Congratulations on being accepted to the university of your choice and making it through your first semester! I’m sure it feels great being out on your own, and that you’ve already made tons of great friends and had many exciting experiences. I’m writing because I want to tell you a few things I wish I’d known when I was in your position; four short years ago. These are things I learned, regrettably late, that make me wish I could redo college. Hopefully, you can learn from my mistakes.
Find what you really love
It might not seem like it, but the choices you make now affect the rest of your life. We’ll all be working for a long time; having a job you love is essential to happiness. Think about it, people spend more time at work than anywhere else. Do you want to spend your life bored and indifferent, counting the minutes until the end of the day? Right now is the best time to find your passion. You have the free time and resources at your disposal.
Waiting too long to find mine was a huge mistake. I chose an easy employable major. I thought I’d be happy doing anything that paid well. Trust me, this doesn’t work. Unless you fit into a predefined category, you have to investigate many different options to find the right fit. Start looking now and you’ll be much better off. I set myself back a couple years by wasting this opportunity. Now I’m busting my ass to catch up.
Follow your whims. Talk with students and professors who share your interests. You’ll meet a thousand dead ends, but finding the right path is priceless. Don’t expect it to find you and don’t think that it doesn’t matter.
Don’t Sweat the social circles
It might seem like getting into the right frat/sorority and hanging out with the “cool people” is a huge deal, but realize that none of this will matter at all in four short years. The people that are concerned with social circles are insecure. They feel a need to validate themselves with an outside authority. Have the confidence to validate yourself and people will love you for it.
At the end of college those circles evaporate and what remains are the lasting friendships you’ve made. Don’t chase coolness at the expense of real relationships. I wasted a couple years being frustrated by my social position when I should have had confidence in myself.
Neither studying, nor partying, is everything
Don’t be one dimensional; it is important to find balance and avoid extremes. There is a lot more to success than having the best grades and there is a lot more to having a great time than partying nonstop. Don’t let an obsession with either keep you from getting the most out of college.
By being one dimensional, you cut yourself off from meeting people who think differently than you. If you obsess over grades, you won’t realize that there are a lot of really smart people who don’t get good grades. Success is built on more than following the professor’s instructions.

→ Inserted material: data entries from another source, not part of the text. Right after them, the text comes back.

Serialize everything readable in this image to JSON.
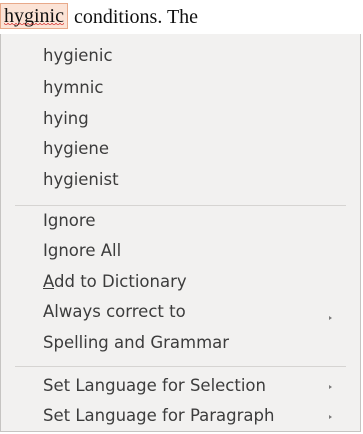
{
  "document": {
    "misspelled_word": "hyginic",
    "following_text": "conditions. The"
  },
  "context_menu": {
    "suggestions": [
      "hygienic",
      "hymnic",
      "hying",
      "hygiene",
      "hygienist"
    ],
    "ignore_label": "Ignore",
    "ignore_all_label": "Ignore All",
    "add_to_dictionary": {
      "accel": "A",
      "rest": "dd to Dictionary"
    },
    "always_correct_label": "Always correct to",
    "spelling_grammar_label": "Spelling and Grammar",
    "set_language_selection_label": "Set Language for Selection",
    "set_language_paragraph_label": "Set Language for Paragraph",
    "submenu_arrow_icon": "triangle-right"
  }
}
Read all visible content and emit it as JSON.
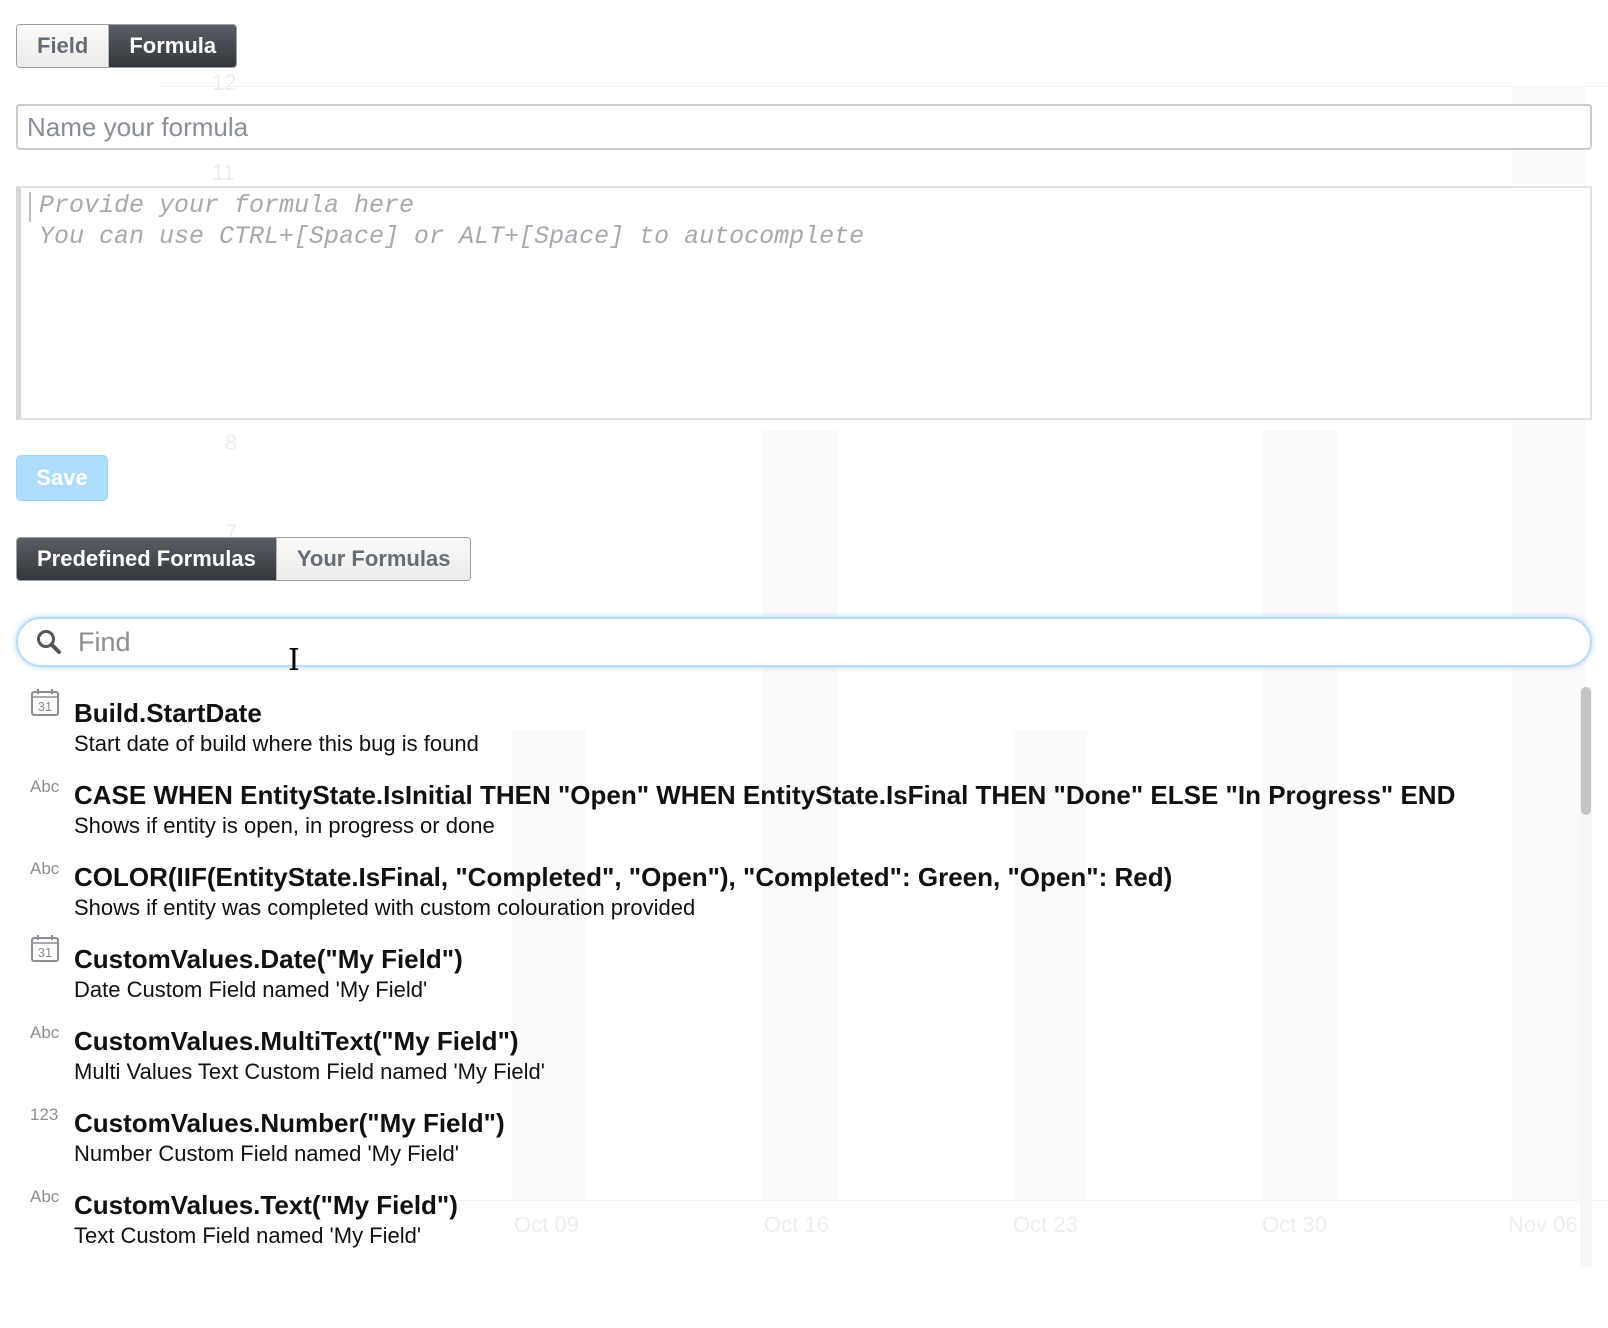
{
  "mode_toggle": {
    "field_label": "Field",
    "formula_label": "Formula",
    "active": "Formula"
  },
  "formula_name": {
    "placeholder": "Name your formula",
    "value": ""
  },
  "formula_editor": {
    "placeholder_line1": "Provide your formula here",
    "placeholder_line2": "You can use CTRL+[Space] or ALT+[Space] to autocomplete"
  },
  "save_label": "Save",
  "formula_tabs": {
    "predefined_label": "Predefined Formulas",
    "yours_label": "Your Formulas",
    "active": "Predefined Formulas"
  },
  "search": {
    "placeholder": "Find",
    "value": "",
    "icon": "search-icon"
  },
  "formulas": [
    {
      "type": "date",
      "type_label": "31",
      "title": "Build.StartDate",
      "description": "Start date of build where this bug is found"
    },
    {
      "type": "text",
      "type_label": "Abc",
      "title": "CASE  WHEN EntityState.IsInitial THEN \"Open\"  WHEN EntityState.IsFinal THEN \"Done\"  ELSE \"In Progress\"  END",
      "description": "Shows if entity is open, in progress or done"
    },
    {
      "type": "text",
      "type_label": "Abc",
      "title": "COLOR(IIF(EntityState.IsFinal, \"Completed\", \"Open\"), \"Completed\": Green, \"Open\": Red)",
      "description": "Shows if entity was completed with custom colouration provided"
    },
    {
      "type": "date",
      "type_label": "31",
      "title": "CustomValues.Date(\"My Field\")",
      "description": "Date Custom Field named 'My Field'"
    },
    {
      "type": "text",
      "type_label": "Abc",
      "title": "CustomValues.MultiText(\"My Field\")",
      "description": "Multi Values Text Custom Field named 'My Field'"
    },
    {
      "type": "number",
      "type_label": "123",
      "title": "CustomValues.Number(\"My Field\")",
      "description": "Number Custom Field named 'My Field'"
    },
    {
      "type": "text",
      "type_label": "Abc",
      "title": "CustomValues.Text(\"My Field\")",
      "description": "Text Custom Field named 'My Field'"
    }
  ],
  "background": {
    "y_ticks": [
      "12",
      "11",
      "8",
      "7"
    ],
    "x_ticks": [
      "Oct 09",
      "Oct 16",
      "Oct 23",
      "Oct 30",
      "Nov 06"
    ]
  },
  "colors": {
    "active_tab": "#3f4349",
    "save_disabled": "#aedcfb",
    "search_focus": "#b8dcf6"
  }
}
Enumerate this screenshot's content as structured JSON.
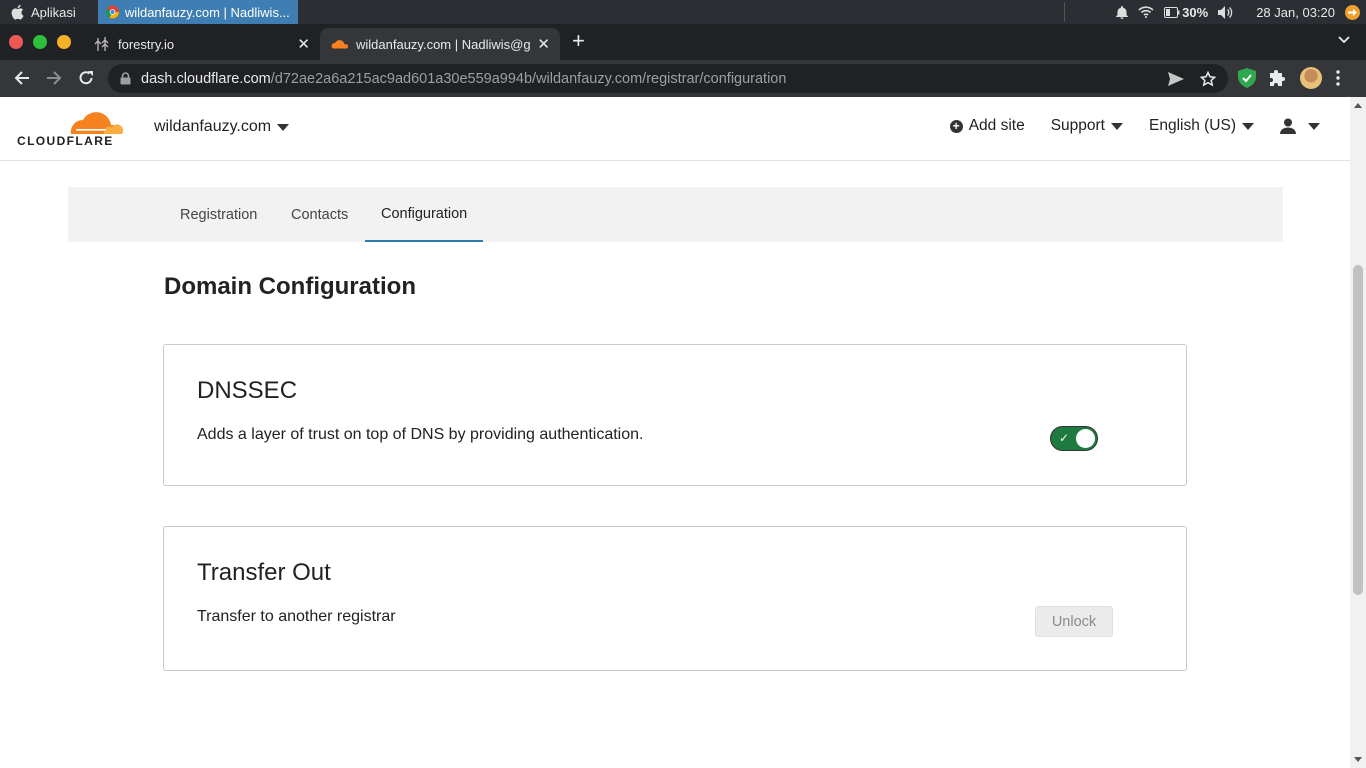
{
  "os": {
    "menu_label": "Aplikasi",
    "task_title": "wildanfauzy.com | Nadliwis...",
    "battery_pct": "30%",
    "datetime": "28 Jan, 03:20"
  },
  "browser": {
    "tabs": [
      {
        "title": "forestry.io",
        "close": "✕"
      },
      {
        "title": "wildanfauzy.com | Nadliwis@gm",
        "close": "✕"
      }
    ],
    "new_tab": "+",
    "url_host": "dash.cloudflare.com",
    "url_path": "/d72ae2a6a215ac9ad601a30e559a994b/wildanfauzy.com/registrar/configuration"
  },
  "header": {
    "logo_text": "CLOUDFLARE",
    "site": "wildanfauzy.com",
    "add_site": "Add site",
    "support": "Support",
    "language": "English (US)"
  },
  "subtabs": [
    {
      "label": "Registration"
    },
    {
      "label": "Contacts"
    },
    {
      "label": "Configuration"
    }
  ],
  "page": {
    "title": "Domain Configuration"
  },
  "dnssec": {
    "title": "DNSSEC",
    "description": "Adds a layer of trust on top of DNS by providing authentication.",
    "enabled": true,
    "check": "✓"
  },
  "transfer": {
    "title": "Transfer Out",
    "description": "Transfer to another registrar",
    "button": "Unlock"
  },
  "colors": {
    "toggle_on": "#1f7a3f",
    "cloudflare_orange": "#f6821f",
    "active_tab_underline": "#2c7cb0"
  }
}
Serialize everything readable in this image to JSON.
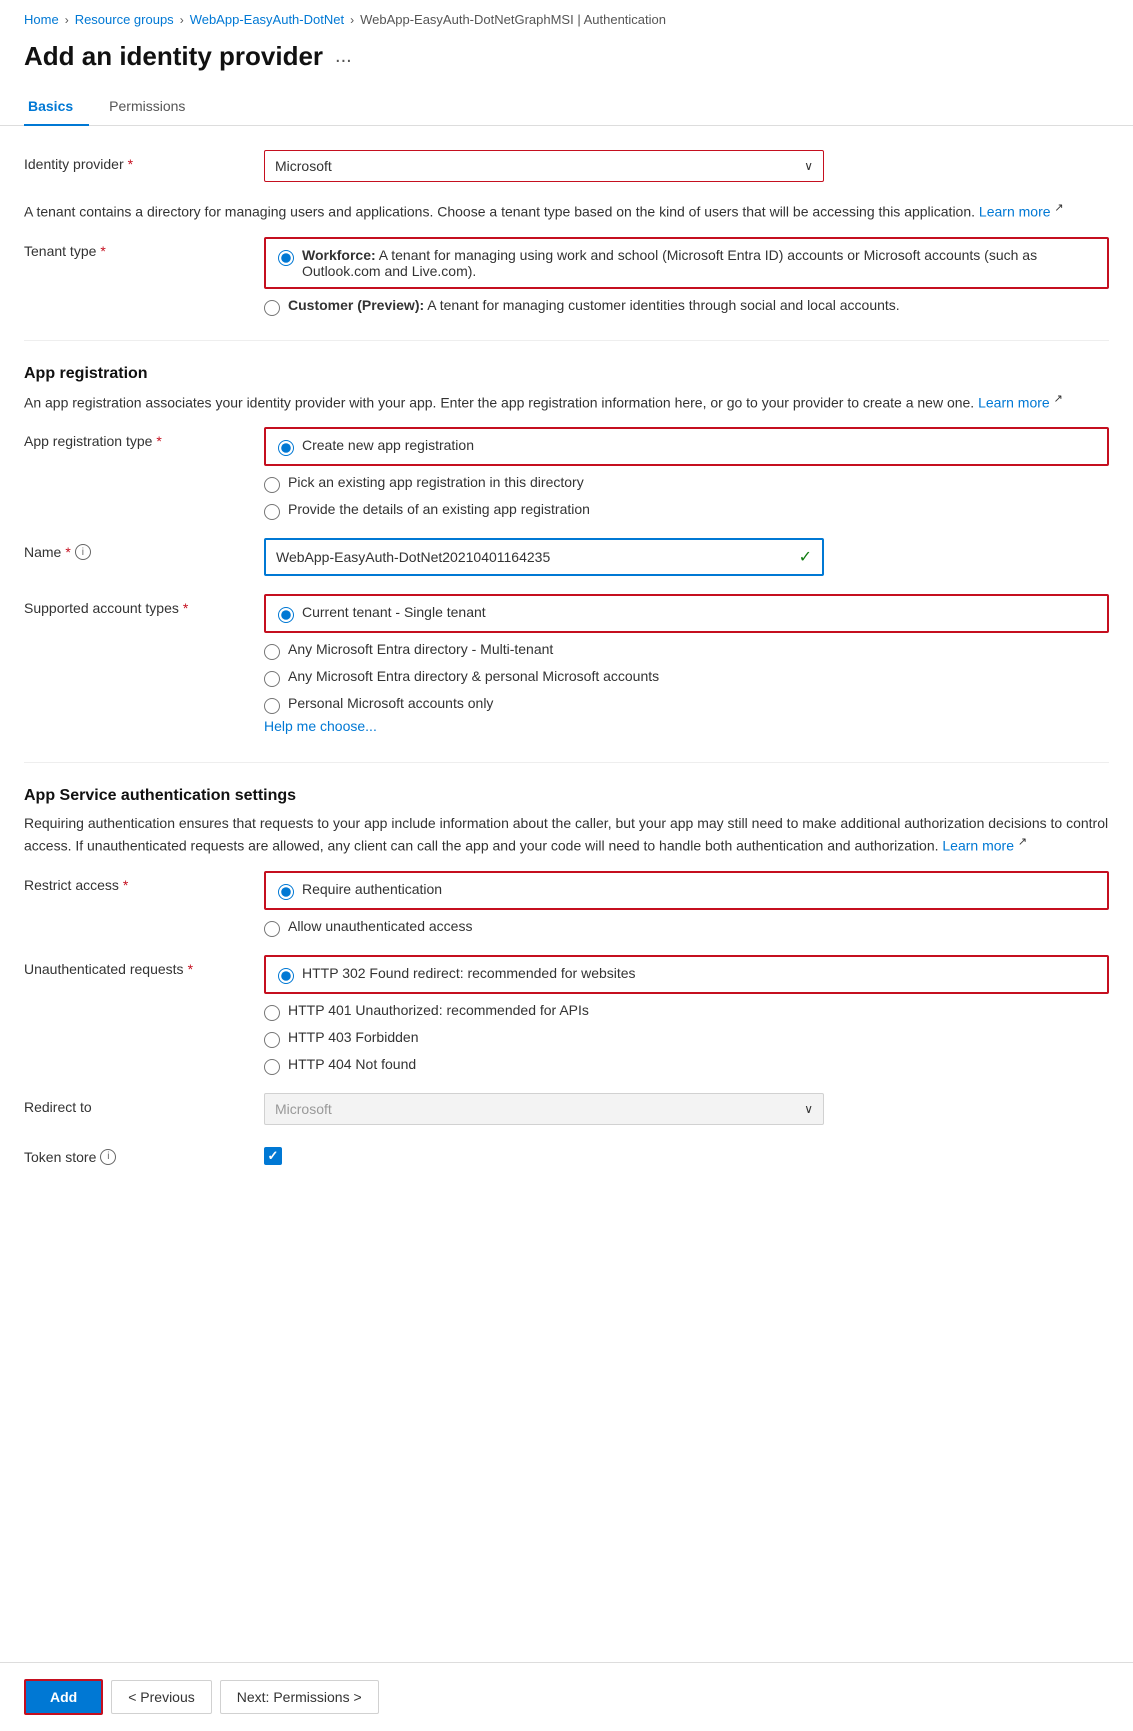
{
  "breadcrumb": {
    "items": [
      {
        "label": "Home",
        "sep": true
      },
      {
        "label": "Resource groups",
        "sep": true
      },
      {
        "label": "WebApp-EasyAuth-DotNet",
        "sep": true
      },
      {
        "label": "WebApp-EasyAuth-DotNetGraphMSI | Authentication",
        "sep": false
      }
    ]
  },
  "page": {
    "title": "Add an identity provider",
    "menu_icon": "...",
    "tabs": [
      {
        "label": "Basics",
        "active": true
      },
      {
        "label": "Permissions",
        "active": false
      }
    ]
  },
  "identity_provider": {
    "label": "Identity provider",
    "required": true,
    "value": "Microsoft"
  },
  "tenant_description": "A tenant contains a directory for managing users and applications. Choose a tenant type based on the kind of users that will be accessing this application.",
  "learn_more_label": "Learn more",
  "tenant_type": {
    "label": "Tenant type",
    "required": true,
    "options": [
      {
        "value": "workforce",
        "label_bold": "Workforce:",
        "label_rest": " A tenant for managing using work and school (Microsoft Entra ID) accounts or Microsoft accounts (such as Outlook.com and Live.com).",
        "selected": true,
        "bordered": true
      },
      {
        "value": "customer",
        "label_bold": "Customer (Preview):",
        "label_rest": " A tenant for managing customer identities through social and local accounts.",
        "selected": false
      }
    ]
  },
  "app_registration": {
    "section_title": "App registration",
    "description": "An app registration associates your identity provider with your app. Enter the app registration information here, or go to your provider to create a new one.",
    "learn_more_label": "Learn more",
    "type_field": {
      "label": "App registration type",
      "required": true,
      "options": [
        {
          "value": "create_new",
          "label": "Create new app registration",
          "selected": true,
          "bordered": true
        },
        {
          "value": "pick_existing",
          "label": "Pick an existing app registration in this directory",
          "selected": false
        },
        {
          "value": "provide_details",
          "label": "Provide the details of an existing app registration",
          "selected": false
        }
      ]
    },
    "name_field": {
      "label": "Name",
      "required": true,
      "value": "WebApp-EasyAuth-DotNet20210401164235",
      "check_icon": "✓"
    },
    "account_types_field": {
      "label": "Supported account types",
      "required": true,
      "options": [
        {
          "value": "single_tenant",
          "label": "Current tenant - Single tenant",
          "selected": true,
          "bordered": true
        },
        {
          "value": "multi_tenant",
          "label": "Any Microsoft Entra directory - Multi-tenant",
          "selected": false
        },
        {
          "value": "multi_personal",
          "label": "Any Microsoft Entra directory & personal Microsoft accounts",
          "selected": false
        },
        {
          "value": "personal_only",
          "label": "Personal Microsoft accounts only",
          "selected": false
        }
      ],
      "help_link": "Help me choose..."
    }
  },
  "app_service_auth": {
    "section_title": "App Service authentication settings",
    "description": "Requiring authentication ensures that requests to your app include information about the caller, but your app may still need to make additional authorization decisions to control access. If unauthenticated requests are allowed, any client can call the app and your code will need to handle both authentication and authorization.",
    "learn_more_label": "Learn more",
    "restrict_access": {
      "label": "Restrict access",
      "required": true,
      "options": [
        {
          "value": "require_auth",
          "label": "Require authentication",
          "selected": true,
          "bordered": true
        },
        {
          "value": "allow_unauth",
          "label": "Allow unauthenticated access",
          "selected": false
        }
      ]
    },
    "unauthenticated_requests": {
      "label": "Unauthenticated requests",
      "required": true,
      "options": [
        {
          "value": "http302",
          "label": "HTTP 302 Found redirect: recommended for websites",
          "selected": true,
          "bordered": true
        },
        {
          "value": "http401",
          "label": "HTTP 401 Unauthorized: recommended for APIs",
          "selected": false
        },
        {
          "value": "http403",
          "label": "HTTP 403 Forbidden",
          "selected": false
        },
        {
          "value": "http404",
          "label": "HTTP 404 Not found",
          "selected": false
        }
      ]
    },
    "redirect_to": {
      "label": "Redirect to",
      "value": "Microsoft",
      "placeholder": "Microsoft"
    },
    "token_store": {
      "label": "Token store",
      "checked": true
    }
  },
  "footer": {
    "add_label": "Add",
    "previous_label": "< Previous",
    "next_label": "Next: Permissions >"
  }
}
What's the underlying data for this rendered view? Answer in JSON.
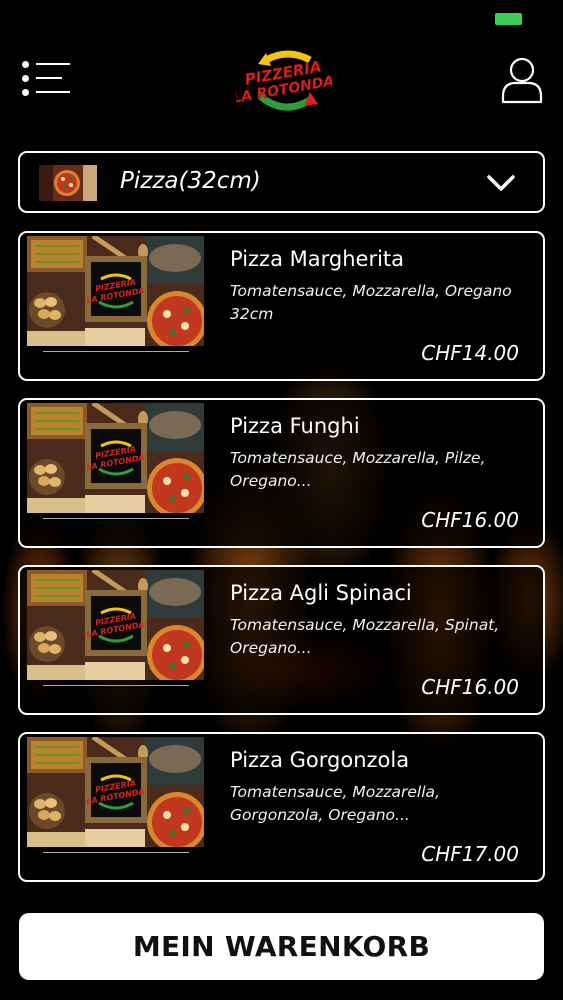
{
  "status_bar": {
    "battery_color": "#3ccc5c"
  },
  "header": {
    "menu_icon": "hamburger-menu-icon",
    "logo_text_line1": "PIZZERIA",
    "logo_text_line2": "LA ROTONDA",
    "user_icon": "user-icon"
  },
  "category": {
    "selected_label": "Pizza(32cm)",
    "dropdown_icon": "chevron-down-icon"
  },
  "products": [
    {
      "name": "Pizza Margherita",
      "description": "Tomatensauce, Mozzarella, Oregano 32cm",
      "price": "CHF14.00"
    },
    {
      "name": "Pizza Funghi",
      "description": "Tomatensauce, Mozzarella, Pilze, Oregano...",
      "price": "CHF16.00"
    },
    {
      "name": "Pizza Agli Spinaci",
      "description": "Tomatensauce, Mozzarella, Spinat, Oregano...",
      "price": "CHF16.00"
    },
    {
      "name": "Pizza Gorgonzola",
      "description": "Tomatensauce, Mozzarella, Gorgonzola, Oregano...",
      "price": "CHF17.00"
    }
  ],
  "cart": {
    "label": "MEIN WARENKORB"
  },
  "colors": {
    "background": "#000000",
    "accent_red": "#d8231f",
    "accent_yellow": "#f1c40f",
    "accent_green": "#2e9e3c"
  }
}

If all you do is party, at the end of college when the party ends, you’ll see that many of your “friends” were only there for the good times, and that without stimulants you have few lasting relationships. It took me a long time to learn that partying nonstop is just as dull and monotonous as studying nonstop. Don’t miss a great opportunity to meet interesting people and discover what really makes you happy.
I hope this letter inspires you to make the most of your college experience and avoid the mistakes that I made. You have a great opportunity to position yourself on a path to happiness and success. By being smart now, you’ll save yourself a lot of time and hardship later. Best of luck in all your future endeavors!